“The education tools we received as part of this investment, notably the Arabic alphabet printed cards, the portable theatres, the abacuses, the numeracy games and conversation plates had a great impact on students’ motivation and involvement in the lessons. I noticed that these tools facilitate the learning process as students can visualize the abstract ideas and thus better memorize the information. Lessons are definitely more attractive when we use interactive tools and games as a way of learning,” Samah said.
Not only the teachers but also the students did notice the positive effect of these new tools. As in any education in emergencies response, student participation was an important part of the Education Cannot Wait-based investment. Empowering students is key to enhancing students’ own well-being and that of their peers, and to creating an environment that is conducive to learning. Student engagement also helps to place students in a better position to deal with negative emotions and cope with the difficult living circumstances in Gaza.

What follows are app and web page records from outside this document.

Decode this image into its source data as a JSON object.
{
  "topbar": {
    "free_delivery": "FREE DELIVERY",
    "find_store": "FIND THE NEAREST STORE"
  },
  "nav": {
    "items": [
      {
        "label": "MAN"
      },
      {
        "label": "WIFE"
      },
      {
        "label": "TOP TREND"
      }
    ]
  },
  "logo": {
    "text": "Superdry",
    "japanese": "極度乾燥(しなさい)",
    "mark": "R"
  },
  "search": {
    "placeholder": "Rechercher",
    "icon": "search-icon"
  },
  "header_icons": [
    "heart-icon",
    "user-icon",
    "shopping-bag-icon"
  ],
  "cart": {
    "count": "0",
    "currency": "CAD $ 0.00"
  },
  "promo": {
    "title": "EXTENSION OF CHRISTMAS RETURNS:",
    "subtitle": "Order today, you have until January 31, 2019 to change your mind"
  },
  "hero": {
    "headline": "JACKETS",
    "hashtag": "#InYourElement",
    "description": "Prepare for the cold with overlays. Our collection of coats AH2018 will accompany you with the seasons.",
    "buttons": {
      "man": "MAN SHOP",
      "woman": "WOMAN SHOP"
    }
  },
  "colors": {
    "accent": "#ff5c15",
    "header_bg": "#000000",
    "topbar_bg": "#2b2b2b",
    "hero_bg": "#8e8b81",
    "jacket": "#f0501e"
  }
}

“My class is much more colourful than before; we also do many more works in groups with these new tools, thanks to which I made new friends. For a long time I thought that studying was hard and boring but now, I discovered that it can be fun too, especially when we use the theatre item!” said one of the school’s students, Mohammed Buhaisi.
Mayar Mahfouz, a second-grade student says the new furniture has improved her learning environment. “I like when visitors come to the classroom and get impressed by how nice it is. It makes me feel proud and happy. Our classroom is so nice and so well equipped now that I want to preserve it and to spend more time in it.”
Areej Shaafout, another teacher from Al Mamounia Elementary Co-ed School “B” explains how the literacy learning support kits offer a solution to deal with the issue of overcrowded classrooms while enhancing literacy teaching: “I teach students in grade 1 and 2 to read and write and this requires patience and focus. The support kits catch students’ attention and help them to concentrate for a longer time as it gives them an opportunity to play instead of merely listening. I am happy to say that now, all of my 42 students can write and read!”
The Education Cannot Wait investment was key in providing targeted support to the overall UNRWA education programme and its education in emergencies approach. By building on the UNRWA education programme, the investment’s activities were embedded in the existing system, ensuring a maximized and long-term impact, beyond 2018. However, for UNRWA to be able to sustain the delivery of education and consolidate existing efforts, commitment from donors to provide adequate and predictable funding is key.
STORIES FROM THE FIELD
Education Cannot Wait’s ‘Stories from the Field’ series features the voices of our implementing partners, beneficiaries and other key stakeholders. These stories have only been lightly edited to reflect the authentic voice of these frontlines partners on the ground. The views expressed in the Stories from the Field series do not necessarily reflect those of Education Cannot Wait, our Secretariat, donors or UN Member States.